Baby bottle tooth decay primarily occurs when sugars from liquids are allowed to linger in a child’s mouth for an extended period. The key factors that contribute to this condition include:

  1. Prolonged Bottle Use: Allowing a child to fall asleep with a bottle in their mouth or continuously sipping from a bottle can lead to the constant exposure of teeth to sugars.
  2. Sugary Liquids: Sugary beverages like fruit juices, soda, and even some baby formulas can increase the risk of tooth decay.
  3. Poor Oral Hygiene: Infants and toddlers lack the motor skills needed for proper dental care, and when caregivers neglect cleaning their teeth, it exacerbates the problem.
  4. Bacteria Transfer: Bacteria responsible for tooth decay can be transferred from caregivers to the child through shared spoons or utensils, increasing the likelihood of developing tooth decay.

Prevention of Baby Bottle Tooth Decay

Preventing baby bottle tooth decay is essential for your child’s oral health. Here are some steps you can take to reduce the risk:

  1. Limit Sugary Liquids: Avoid giving your child sugary drinks and instead encourage water or milk (preferably breast milk) to quench their thirst.
  2. Sippy Cups: Transition your child from a bottle to a sippy cup around their first birthday. This helps in reducing the prolonged exposure to sugary liquids.
  3. Oral Hygiene: Even before the first tooth erupts, gently wipe your baby’s gums with a clean, damp cloth. Once teeth appear, use a soft-bristle toothbrush designed for infants and toddler toothpaste (non-fluoridated for very young children).
  4. Regular Dental Check-ups: Schedule your child’s first dental appointment around their first birthday. Regular check-ups will help in detecting any dental issues early.
  5. Avoid Sharing Utensils: Refrain from sharing utensils with your child to minimize the transfer of bacteria that can lead to tooth decay.

Treatment of Baby Bottle Tooth Decay

If your child is already experiencing baby bottle tooth decay, early intervention is essential.
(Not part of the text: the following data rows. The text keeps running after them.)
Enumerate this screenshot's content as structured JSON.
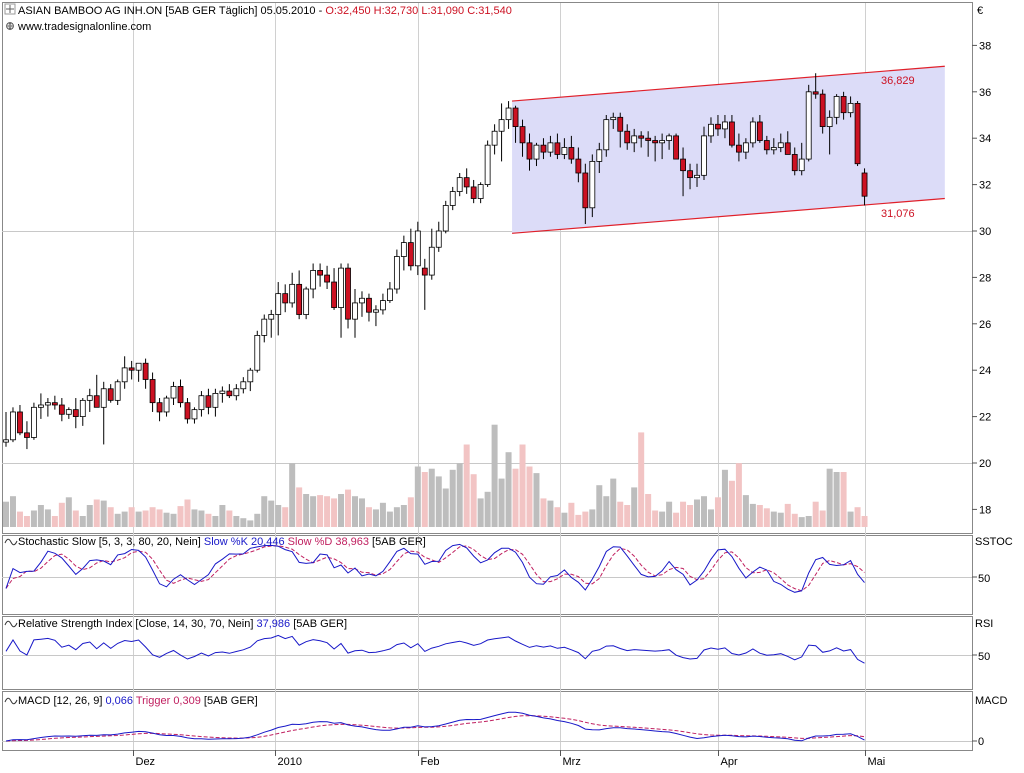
{
  "header": {
    "title_black": "ASIAN BAMBOO AG  INH.ON [5AB GER  Täglich] 05.05.2010 - ",
    "title_red": "O:32,450 H:32,730 L:31,090 C:31,540",
    "url": "www.tradesignalonline.com",
    "currency": "€"
  },
  "panes": {
    "stoch": {
      "label_pre": "Stochastic Slow [5, 3, 3, 80, 20, Nein] ",
      "label_k": "Slow %K 20,446",
      "label_d": " Slow %D 38,963",
      "label_post": " [5AB GER]",
      "right": "SSTOC",
      "tick": "50"
    },
    "rsi": {
      "label_pre": "Relative Strength Index [Close, 14, 30, 70, Nein] ",
      "label_val": "37,986",
      "label_post": " [5AB GER]",
      "right": "RSI",
      "tick": "50"
    },
    "macd": {
      "label_pre": "MACD [12, 26, 9] ",
      "label_val": "0,066",
      "label_trig": " Trigger 0,309",
      "label_post": " [5AB GER]",
      "right": "MACD",
      "tick": "0"
    }
  },
  "colors": {
    "up": "#ffffff",
    "down": "#cc1122",
    "channel_line": "#e0202a",
    "channel_fill": "#dcdcf8",
    "k_line": "#1818c8",
    "d_line": "#c02060",
    "vol_gray": "#bdbdbd",
    "vol_pink": "#f2c4c4"
  },
  "chart_data": {
    "type": "candlestick",
    "y_axis": {
      "min": 17,
      "max": 40,
      "ticks": [
        18,
        20,
        22,
        24,
        26,
        28,
        30,
        32,
        34,
        36,
        38
      ]
    },
    "x_labels": [
      "Dez",
      "2010",
      "Feb",
      "Mrz",
      "Apr",
      "Mai"
    ],
    "annotations": [
      {
        "text": "36,829",
        "kind": "high"
      },
      {
        "text": "31,076",
        "kind": "low"
      }
    ],
    "channel": {
      "upper": [
        35.6,
        37.1
      ],
      "lower": [
        29.9,
        31.4
      ]
    },
    "ohlc": [
      [
        20.9,
        22.2,
        20.7,
        21.0
      ],
      [
        21.0,
        22.4,
        20.9,
        22.2
      ],
      [
        22.2,
        22.5,
        21.2,
        21.3
      ],
      [
        21.3,
        21.8,
        20.6,
        21.1
      ],
      [
        21.1,
        22.6,
        21.0,
        22.4
      ],
      [
        22.4,
        23.0,
        21.9,
        22.5
      ],
      [
        22.5,
        22.8,
        22.0,
        22.6
      ],
      [
        22.6,
        22.9,
        22.3,
        22.5
      ],
      [
        22.5,
        22.8,
        21.8,
        22.1
      ],
      [
        22.1,
        22.4,
        21.9,
        22.3
      ],
      [
        22.3,
        22.8,
        21.5,
        22.0
      ],
      [
        22.0,
        22.8,
        21.6,
        22.7
      ],
      [
        22.7,
        23.2,
        22.2,
        22.9
      ],
      [
        22.9,
        23.8,
        22.5,
        22.4
      ],
      [
        22.4,
        23.5,
        20.8,
        23.2
      ],
      [
        23.2,
        23.4,
        22.6,
        22.7
      ],
      [
        22.7,
        23.6,
        22.5,
        23.5
      ],
      [
        23.5,
        24.6,
        23.2,
        24.1
      ],
      [
        24.1,
        24.4,
        23.6,
        24.0
      ],
      [
        24.0,
        24.3,
        23.5,
        24.3
      ],
      [
        24.3,
        24.5,
        23.2,
        23.6
      ],
      [
        23.6,
        23.9,
        22.2,
        22.6
      ],
      [
        22.6,
        22.8,
        21.8,
        22.2
      ],
      [
        22.2,
        22.9,
        22.0,
        22.8
      ],
      [
        22.8,
        23.5,
        22.5,
        23.3
      ],
      [
        23.3,
        23.6,
        22.4,
        22.6
      ],
      [
        22.6,
        22.8,
        21.7,
        21.9
      ],
      [
        21.9,
        22.4,
        21.7,
        22.3
      ],
      [
        22.3,
        23.1,
        22.0,
        22.9
      ],
      [
        22.9,
        23.2,
        22.1,
        22.4
      ],
      [
        22.4,
        23.2,
        22.0,
        23.0
      ],
      [
        23.0,
        23.3,
        22.6,
        23.1
      ],
      [
        23.1,
        23.4,
        22.8,
        22.9
      ],
      [
        22.9,
        23.4,
        22.7,
        23.2
      ],
      [
        23.2,
        23.7,
        23.0,
        23.5
      ],
      [
        23.5,
        24.1,
        23.1,
        24.0
      ],
      [
        24.0,
        25.7,
        23.9,
        25.5
      ],
      [
        25.5,
        26.4,
        25.2,
        26.2
      ],
      [
        26.2,
        26.6,
        25.4,
        26.4
      ],
      [
        26.4,
        27.8,
        25.5,
        27.3
      ],
      [
        27.3,
        27.7,
        26.5,
        26.9
      ],
      [
        26.9,
        28.2,
        26.7,
        27.7
      ],
      [
        27.7,
        28.3,
        26.2,
        26.4
      ],
      [
        26.4,
        27.6,
        26.2,
        27.5
      ],
      [
        27.5,
        28.6,
        27.1,
        28.3
      ],
      [
        28.3,
        28.6,
        27.6,
        28.1
      ],
      [
        28.1,
        28.5,
        27.5,
        27.8
      ],
      [
        27.8,
        28.4,
        26.6,
        26.7
      ],
      [
        26.7,
        28.6,
        25.4,
        28.4
      ],
      [
        28.4,
        28.6,
        25.8,
        26.2
      ],
      [
        26.2,
        27.5,
        25.4,
        26.9
      ],
      [
        26.9,
        27.4,
        26.3,
        27.1
      ],
      [
        27.1,
        27.3,
        26.1,
        26.5
      ],
      [
        26.5,
        26.8,
        25.9,
        26.6
      ],
      [
        26.6,
        27.3,
        26.4,
        27.0
      ],
      [
        27.0,
        27.8,
        26.9,
        27.5
      ],
      [
        27.5,
        29.2,
        27.3,
        28.9
      ],
      [
        28.9,
        29.8,
        28.3,
        29.5
      ],
      [
        29.5,
        30.1,
        28.3,
        28.5
      ],
      [
        28.5,
        30.4,
        28.1,
        30.0
      ],
      [
        28.4,
        28.8,
        26.6,
        28.1
      ],
      [
        28.1,
        30.1,
        27.9,
        29.3
      ],
      [
        29.3,
        30.4,
        29.1,
        30.0
      ],
      [
        30.0,
        31.3,
        29.9,
        31.1
      ],
      [
        31.1,
        31.9,
        30.9,
        31.7
      ],
      [
        31.7,
        32.5,
        31.5,
        32.3
      ],
      [
        32.3,
        32.7,
        31.6,
        31.9
      ],
      [
        31.9,
        32.2,
        31.2,
        31.4
      ],
      [
        31.4,
        32.1,
        31.2,
        32.0
      ],
      [
        32.0,
        33.9,
        31.9,
        33.7
      ],
      [
        33.7,
        34.6,
        33.3,
        34.3
      ],
      [
        34.3,
        35.5,
        33.0,
        34.8
      ],
      [
        34.8,
        35.6,
        34.4,
        35.3
      ],
      [
        35.3,
        35.4,
        33.8,
        34.5
      ],
      [
        34.5,
        34.8,
        33.2,
        33.8
      ],
      [
        33.8,
        34.2,
        32.6,
        33.1
      ],
      [
        33.1,
        33.8,
        32.8,
        33.7
      ],
      [
        33.7,
        34.0,
        33.1,
        33.4
      ],
      [
        33.4,
        34.1,
        33.2,
        33.8
      ],
      [
        33.8,
        34.2,
        33.1,
        33.3
      ],
      [
        33.3,
        34.0,
        33.1,
        33.6
      ],
      [
        33.6,
        34.1,
        32.9,
        33.1
      ],
      [
        33.1,
        33.6,
        32.1,
        32.5
      ],
      [
        32.5,
        32.9,
        30.3,
        31.0
      ],
      [
        31.0,
        33.3,
        30.6,
        33.0
      ],
      [
        33.0,
        33.8,
        32.5,
        33.5
      ],
      [
        33.5,
        35.0,
        33.2,
        34.8
      ],
      [
        34.8,
        35.1,
        34.4,
        34.9
      ],
      [
        34.9,
        35.1,
        33.6,
        34.3
      ],
      [
        34.3,
        34.6,
        33.5,
        33.8
      ],
      [
        33.8,
        34.4,
        33.4,
        34.1
      ],
      [
        34.1,
        34.3,
        33.6,
        34.0
      ],
      [
        34.0,
        34.3,
        33.2,
        33.9
      ],
      [
        33.9,
        34.1,
        33.0,
        33.8
      ],
      [
        33.8,
        34.2,
        33.1,
        33.9
      ],
      [
        33.9,
        34.2,
        33.5,
        34.1
      ],
      [
        34.1,
        34.2,
        33.1,
        33.1
      ],
      [
        33.1,
        33.6,
        31.5,
        32.6
      ],
      [
        32.6,
        32.9,
        31.8,
        32.3
      ],
      [
        32.3,
        32.9,
        31.9,
        32.4
      ],
      [
        32.4,
        34.5,
        32.2,
        34.1
      ],
      [
        34.1,
        34.9,
        33.8,
        34.6
      ],
      [
        34.6,
        35.0,
        34.1,
        34.4
      ],
      [
        34.4,
        35.0,
        34.0,
        34.7
      ],
      [
        34.7,
        35.0,
        33.6,
        33.7
      ],
      [
        33.7,
        34.2,
        33.0,
        33.4
      ],
      [
        33.4,
        34.0,
        33.1,
        33.8
      ],
      [
        33.8,
        34.9,
        33.6,
        34.7
      ],
      [
        34.7,
        35.0,
        33.8,
        33.9
      ],
      [
        33.9,
        34.1,
        33.3,
        33.5
      ],
      [
        33.5,
        34.0,
        33.3,
        33.6
      ],
      [
        33.6,
        34.2,
        33.4,
        33.8
      ],
      [
        33.8,
        34.3,
        33.3,
        33.3
      ],
      [
        33.3,
        33.6,
        32.4,
        32.6
      ],
      [
        32.6,
        33.8,
        32.4,
        33.1
      ],
      [
        33.1,
        36.3,
        33.0,
        36.0
      ],
      [
        36.0,
        36.8,
        35.7,
        35.9
      ],
      [
        35.9,
        36.1,
        34.2,
        34.5
      ],
      [
        34.5,
        35.2,
        33.3,
        34.9
      ],
      [
        34.9,
        35.9,
        34.6,
        35.8
      ],
      [
        35.8,
        36.0,
        34.8,
        35.1
      ],
      [
        35.1,
        35.8,
        34.9,
        35.5
      ],
      [
        35.5,
        35.6,
        32.8,
        32.9
      ],
      [
        32.5,
        32.7,
        31.1,
        31.5
      ]
    ],
    "volume_rel": [
      0.23,
      0.28,
      0.14,
      0.1,
      0.15,
      0.2,
      0.16,
      0.1,
      0.22,
      0.27,
      0.15,
      0.1,
      0.2,
      0.25,
      0.24,
      0.18,
      0.12,
      0.14,
      0.18,
      0.14,
      0.15,
      0.18,
      0.16,
      0.13,
      0.12,
      0.19,
      0.25,
      0.16,
      0.15,
      0.12,
      0.1,
      0.2,
      0.15,
      0.1,
      0.08,
      0.06,
      0.12,
      0.28,
      0.24,
      0.2,
      0.18,
      0.58,
      0.36,
      0.3,
      0.28,
      0.29,
      0.28,
      0.26,
      0.3,
      0.34,
      0.28,
      0.26,
      0.18,
      0.16,
      0.22,
      0.14,
      0.18,
      0.2,
      0.27,
      0.55,
      0.5,
      0.53,
      0.46,
      0.35,
      0.52,
      0.58,
      0.75,
      0.48,
      0.26,
      0.32,
      0.93,
      0.44,
      0.68,
      0.53,
      0.75,
      0.55,
      0.49,
      0.26,
      0.24,
      0.18,
      0.13,
      0.22,
      0.11,
      0.14,
      0.16,
      0.38,
      0.28,
      0.44,
      0.23,
      0.2,
      0.36,
      0.86,
      0.3,
      0.15,
      0.14,
      0.23,
      0.13,
      0.23,
      0.2,
      0.25,
      0.28,
      0.16,
      0.27,
      0.52,
      0.42,
      0.58,
      0.29,
      0.21,
      0.2,
      0.17,
      0.14,
      0.13,
      0.21,
      0.12,
      0.09,
      0.1,
      0.23,
      0.15,
      0.53,
      0.5,
      0.5,
      0.14,
      0.18,
      0.1,
      0.51,
      0.51
    ]
  }
}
Treatment options may include:

  1. Fluoride Application: Your dentist may apply fluoride varnish to strengthen the remaining teeth and prevent further decay.
  2. Tooth Fillings: In more severe cases, your dentist may need to place tooth-colored fillings to repair the damaged teeth.
  3. Extraction: In extreme cases where the decay is extensive and poses a significant risk, extraction of the affected teeth may be necessary.
  4. Behavior Modification: Your dentist can also provide guidance on changing feeding habits and oral care practices to prevent further decay.

Baby bottle tooth decay is a preventable dental condition that can have lasting consequences if left untreated. By following good oral hygiene practices, limiting sugary liquid exposure, and seeking early dental care, you can help ensure your child’s healthy smile and overall well-being. Remember that baby teeth are important not only for chewing and speaking but also for the health and alignment of permanent teeth that will follow. Start your child on a path to good dental health from the very beginning.